An online search will quickly discover a good number of learned publications that appear to answer this question with a resounding ‘no’. The majority maintain that a vast initial mass of tens of thousands of tonnes would be required for a football-sized chunk to reach ground level. But is this necessarily the case? The assumption is that frictional ablation would melt away most of the object’s mass, but this ignores certain factors:
1) Objects entering the atmosphere from deep space may hit the Earth head-on, at a combined velocity of 220,000kph or more. But equally, they may ‘creep up’ on the Earth from behind, with a closing velocity of just a few thousand kph, reducing frictional heating by a huge amount
2) Our putative ice meteor would be at a temperature just a few degrees above absolute zero (-273 degrees C) Whilst the outer layers would indeed become extremely hot, they would slough off like the heat shield of a re-entering Apollo spacecraft, taking heat energy with them.
Moreover, like the tiles on the five Shuttle Orbiters, ice is a pretty poor conductor of heat, so that the interior could be expected to survive better than, say, a piece of rock or iron.
Assuming, then, that some of the ice that falls from the sky may indeed originate in space, two questions immediately occur:
Where would ice meteorites originate? The Solar System is full of water-ice: billions of tons make up most of the mass of each of the trillions of comets in the Oort Cloud and Kuyper Belt.
Additionally, the Asteroid Main Belt must hold thousands of captured objects from these remote regions: these, we know, are
occasionally deflected into the inner Solar System.
I have written elsewhere that it is my belief that the majority of large craters on the inner planets and their satellites are the result of cometary (rather than asteroidal) impacts:
certainly, recent research has shown that to be the case with the Gilf-el-Kebir in Egypt:

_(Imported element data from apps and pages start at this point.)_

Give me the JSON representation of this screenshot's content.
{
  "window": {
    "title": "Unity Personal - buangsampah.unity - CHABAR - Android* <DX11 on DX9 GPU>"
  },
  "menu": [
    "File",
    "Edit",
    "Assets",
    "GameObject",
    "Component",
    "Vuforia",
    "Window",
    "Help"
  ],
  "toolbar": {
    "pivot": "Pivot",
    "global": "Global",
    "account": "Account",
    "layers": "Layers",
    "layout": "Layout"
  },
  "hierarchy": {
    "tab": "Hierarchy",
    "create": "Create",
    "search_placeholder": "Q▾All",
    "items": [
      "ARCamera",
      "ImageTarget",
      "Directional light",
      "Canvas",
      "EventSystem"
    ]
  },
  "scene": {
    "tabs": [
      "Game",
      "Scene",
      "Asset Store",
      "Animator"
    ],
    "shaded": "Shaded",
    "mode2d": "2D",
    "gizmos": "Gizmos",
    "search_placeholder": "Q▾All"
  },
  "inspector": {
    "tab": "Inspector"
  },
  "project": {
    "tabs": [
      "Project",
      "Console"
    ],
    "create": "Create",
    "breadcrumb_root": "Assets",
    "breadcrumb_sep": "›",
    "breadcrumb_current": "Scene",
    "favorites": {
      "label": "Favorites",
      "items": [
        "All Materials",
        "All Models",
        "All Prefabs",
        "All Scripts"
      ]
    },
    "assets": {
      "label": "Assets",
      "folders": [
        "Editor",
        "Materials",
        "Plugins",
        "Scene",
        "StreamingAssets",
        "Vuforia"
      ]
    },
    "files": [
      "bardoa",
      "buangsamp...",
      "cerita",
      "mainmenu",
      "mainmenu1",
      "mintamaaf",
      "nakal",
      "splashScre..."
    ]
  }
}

How could we prove an extraterrestrial origin?
The relative concentrations of two isotopes of oxygen (17O, and 18O ) is used to assign an origin to planetary and asteroidal
meteorites. Cometary water should display relative oxygen isotope concentrations different to that of terrestrial water.
At the time of writing, just a few megacryometeors have been tested: these have all had terrestrial ROICs. But the samples tested were just a tiny fraction of the numbers that fall on the Earth: it is unscientific to discount the possibility of ice
meteorites on such a small sample. Should a sample be found to have an exotic ROIC, it could then be examined for evidence of presolar grains, interplanetary dust and regalith fragments it had picked up during its wanderings in space.
In conclusion, I suggest there is a high probability that chunks of cometary ice do reach the Earth’s surface from time to time:
I have written this article in the hope that not all astronomers will continue to dismiss a possible extraterrestrial origin for these.